Lagrima (A Tear)
Lagrima (A Tear)
Fado began as a howl out of the dives and houses of ill repute along the Lisbon waterfront. The lyrics dwell on themes of longing, sadness and fatalism, to a wistful accompaniment made up of guitars and woodwinds. Melodically, Fado draws on Arabic, African and Iberian influences. The Cape Verdean Morna style made famous by Cesaria Evora is a close cousin.
The unrivaled queen of the Portuguese fado was Amália Rodrigues.
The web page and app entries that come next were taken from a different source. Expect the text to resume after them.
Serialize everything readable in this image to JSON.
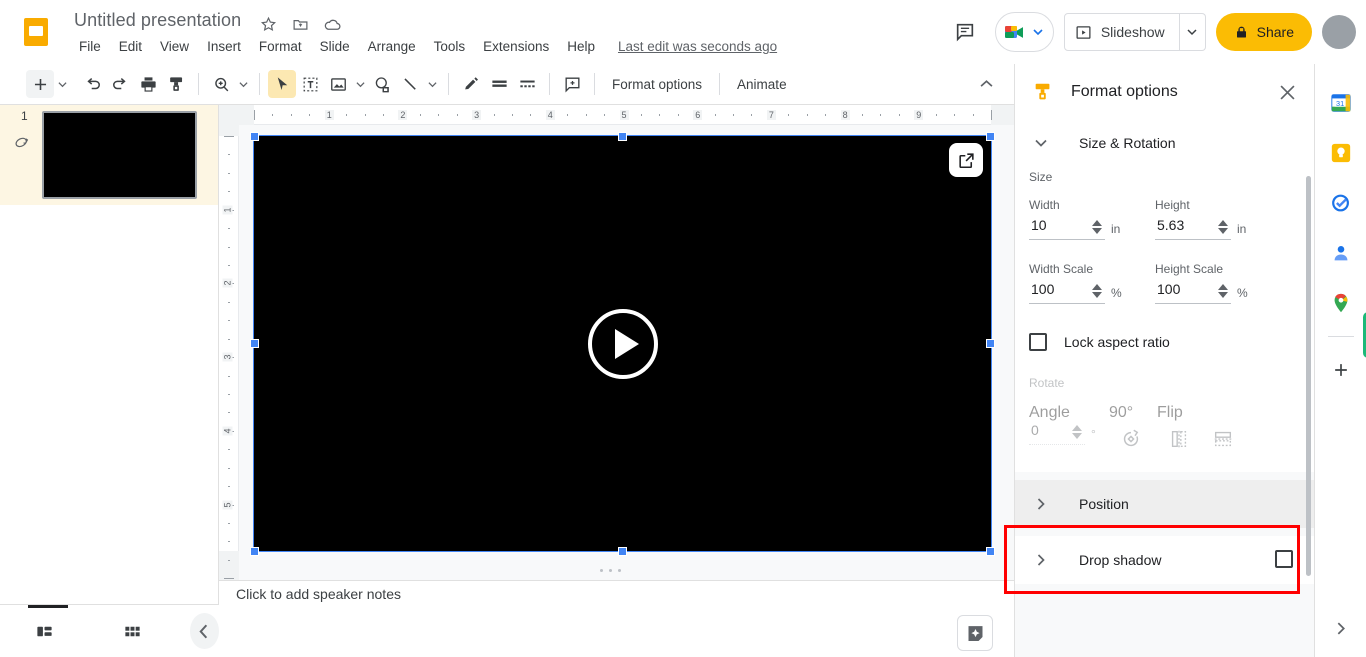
{
  "app": {
    "product": "Google Slides",
    "logo_icon": "slides-logo-icon"
  },
  "topbar": {
    "doc_title": "Untitled presentation",
    "title_icons": [
      {
        "name": "star-icon",
        "glyph": "☆"
      },
      {
        "name": "move-to-folder-icon",
        "glyph": "folder"
      },
      {
        "name": "cloud-saved-icon",
        "glyph": "cloud"
      }
    ],
    "menus": [
      "File",
      "Edit",
      "View",
      "Insert",
      "Format",
      "Slide",
      "Arrange",
      "Tools",
      "Extensions",
      "Help"
    ],
    "last_edit": "Last edit was seconds ago",
    "comment_history_label": "comment-history-icon",
    "meet_label": "meet-icon",
    "slideshow_label": "Slideshow",
    "share_label": "Share",
    "avatar_label": "account-avatar"
  },
  "toolbar": {
    "items": [
      {
        "name": "new-slide-button",
        "icon": "plus-icon",
        "caret": true,
        "state": "shaded"
      },
      {
        "name": "undo-button",
        "icon": "undo-icon"
      },
      {
        "name": "redo-button",
        "icon": "redo-icon"
      },
      {
        "name": "print-button",
        "icon": "print-icon"
      },
      {
        "name": "paint-format-button",
        "icon": "paint-format-icon"
      },
      {
        "name": "zoom-button",
        "icon": "zoom-icon",
        "caret": true
      },
      {
        "name": "select-tool-button",
        "icon": "cursor-icon",
        "state": "active"
      },
      {
        "name": "text-box-button",
        "icon": "text-box-icon"
      },
      {
        "name": "insert-image-button",
        "icon": "image-icon",
        "caret": true
      },
      {
        "name": "shape-button",
        "icon": "shape-icon"
      },
      {
        "name": "line-button",
        "icon": "line-icon",
        "caret": true
      },
      {
        "name": "pen-button",
        "icon": "pen-icon"
      },
      {
        "name": "background-lines-button",
        "icon": "lines-icon"
      },
      {
        "name": "transition-button",
        "icon": "transition-icon"
      },
      {
        "name": "comment-button",
        "icon": "add-comment-icon"
      }
    ],
    "format_options_label": "Format options",
    "animate_label": "Animate",
    "collapse_label": "collapse-toolbar-icon"
  },
  "filmstrip": {
    "slides": [
      {
        "number": "1",
        "selected": true,
        "layers_icon": "layers-icon"
      }
    ],
    "bottom": {
      "filmstrip_view": "filmstrip-view-icon",
      "grid_view": "grid-view-icon",
      "collapse": "collapse-filmstrip-icon"
    }
  },
  "canvas": {
    "ruler_h_labels": [
      "1",
      "2",
      "3",
      "4",
      "5",
      "6",
      "7",
      "8",
      "9"
    ],
    "ruler_v_labels": [
      "1",
      "2",
      "3",
      "4",
      "5"
    ],
    "video": {
      "name": "video-placeholder",
      "play_icon": "play-circle-icon",
      "open_external_icon": "open-in-new-icon"
    },
    "selection": "selection-handles"
  },
  "notes": {
    "placeholder": "Click to add speaker notes"
  },
  "explore": {
    "label": "explore-button"
  },
  "format_options": {
    "title": "Format options",
    "icon": "format-paint-icon",
    "close_label": "close-panel-icon",
    "size_rotation": {
      "section_label": "Size & Rotation",
      "expanded": true,
      "size_group_label": "Size",
      "width_label": "Width",
      "width_value": "10",
      "width_unit": "in",
      "height_label": "Height",
      "height_value": "5.63",
      "height_unit": "in",
      "width_scale_label": "Width Scale",
      "width_scale_value": "100",
      "width_scale_unit": "%",
      "height_scale_label": "Height Scale",
      "height_scale_value": "100",
      "height_scale_unit": "%",
      "lock_aspect_label": "Lock aspect ratio",
      "lock_aspect_checked": false,
      "rotate_group_label": "Rotate",
      "angle_label": "Angle",
      "angle_value": "0",
      "angle_unit": "°",
      "rotate90_label": "90°",
      "flip_label": "Flip",
      "rotate_disabled": true
    },
    "position": {
      "section_label": "Position",
      "expanded": false,
      "highlighted": true
    },
    "drop_shadow": {
      "section_label": "Drop shadow",
      "expanded": false,
      "checked": false
    }
  },
  "side_rail": {
    "items": [
      {
        "name": "google-calendar-icon",
        "label": "Calendar"
      },
      {
        "name": "google-keep-icon",
        "label": "Keep"
      },
      {
        "name": "google-tasks-icon",
        "label": "Tasks"
      },
      {
        "name": "google-contacts-icon",
        "label": "Contacts"
      },
      {
        "name": "google-maps-icon",
        "label": "Maps"
      }
    ],
    "add_label": "get-add-ons-icon",
    "expand_label": "expand-side-panel-icon"
  },
  "colors": {
    "brand_yellow": "#fbbc04",
    "accent_blue": "#4285f4",
    "annotation_red": "#ff0000",
    "selected_thumb_bg": "#fdf6e3"
  }
}
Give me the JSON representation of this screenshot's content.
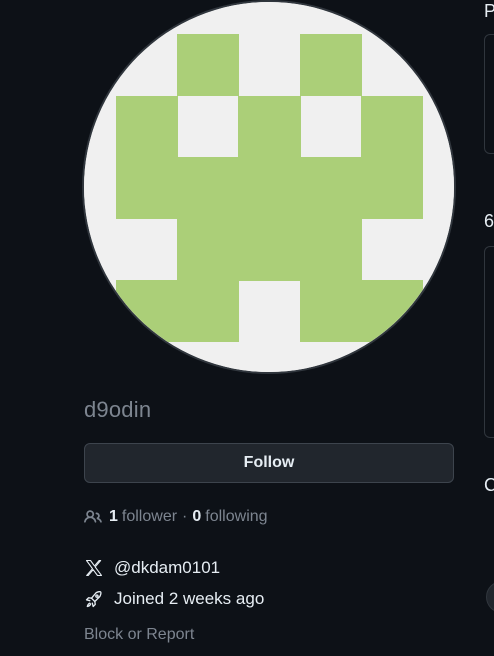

She was born in Lisbon's Alfama district in 1920. Against the wishes of her family, as a teen Rodrigues performed as a tango dancer, and at 19 she made her professional singing debut alongside her sister, Celeste, at the fashionable Lisbon nightspot Retiro da Severa.
Within a year she was a star, selling out clubs every night; in 1944, she traveled to Brazil, drawing huge crowds during her stay at the Copacabana Casino and later returning to Rio de Janeiro to make her first recordings.
In 1950, while performing at the Marshall Plan international benefit shows, she introduced 'April in Portugal' to international audiences, under its original title "Coimbra".
By the late 1950s the USA, Britain, and France had become her major international markets; Japan and Italy followed suit in the 1970s. In France especially, her popularity rivaled her Portuguese success, and she graduated to headliner at the prestigious Olympia theatre within a matter of months.
In all, Rodrigues recorded upwards of 170 albums and even appeared in a number of feature films, retaining her drawing power even after the popularity of fado itself began to dissipate during the 1960s.
A period of depression, and an introspection led to the recording of two very personal albums: 'Gostava de Ser Quem Era' (1980) (literally 'I Wish I Were whom I Was')and 'Lágrima': all these songs were written by her own hand, since she used the poems she herself wrote. Her last all-new studio recording, Lágrima, was released in 1983.
Music to Amalia’s lyrics wrote Carlos Gonçalves. He was born in Beja, at the Portuguese Alentejo. At thirteen years old he is passionated by the Portuguese guitar and starts his learning.
In 1957, when he moves to Lisbon, Carlos Gonçalves begins his artistic life thanks to his technical skills which immediately allowed him to play for the great Fado artists of that time.
In 1968, Carlos Gonçalves starts his collaboration with Amalia Rodrigues, taking part in the group directed by Jose Fontes Rocha, to whom soon replaced forming then a group with Sebastiao Pinto Varela (Portuguese guitar), Jorge Fernando (viola) and Joel Pina (bass viola).
Go ahead the prolific years of musical composition dedicated to Amália, most of the times composing the music for the poetry written by the own Amália Rodrigues with a special mention of the album “Lágrima” where this collaboration was documented forever.
Amalia Rodrigues died in bed at her home in Lisbon. She was 79 years old.
Today, Fado is often watered down with pop or fossilized in conservatories. New vocalists are singing Amalia's songs, and some of them have beautiful voices, but none of them is as wise, brave and foolhardy as she was. In Amalia's hands, Fado was a black rose with a sultry perfume and long, sharp thorns. She smelled the one, bled from the other, and kept coming back for more.
Amália Rodrigues – Lágrima, lyrics
Cheia de penas me deito E com mais penas me levanto Já me ficou no meu peito Jeito de te querer tanto Tenho por meu desespero Dentro de mim o castigo Eu digo que não te quero E de noite sonho contigo Se considero que um dia hei-de morrer No desespero que tenho de te não ver Estendo o meu xaile no chão E deixo-me adormecer Se eu soubesse que morrendo Tu me havias de chorar Por uma lágrima tua Que alegria me deixaria matar
Full of sorrow I lay down And with more sorrow I get up I've got in my chest Way of wanting you so much I have for my despair Inside of me the punishment I say I don't want you And at night I dream of you If I believe that one day I will die In the despair I have for not seeing you I put my shawl on the ground And let myself fall asleep If I knew by dying You would cry me For one of your tears What a joy would let me kill
Last Updated (Saturday, 21 March 2015 13:17)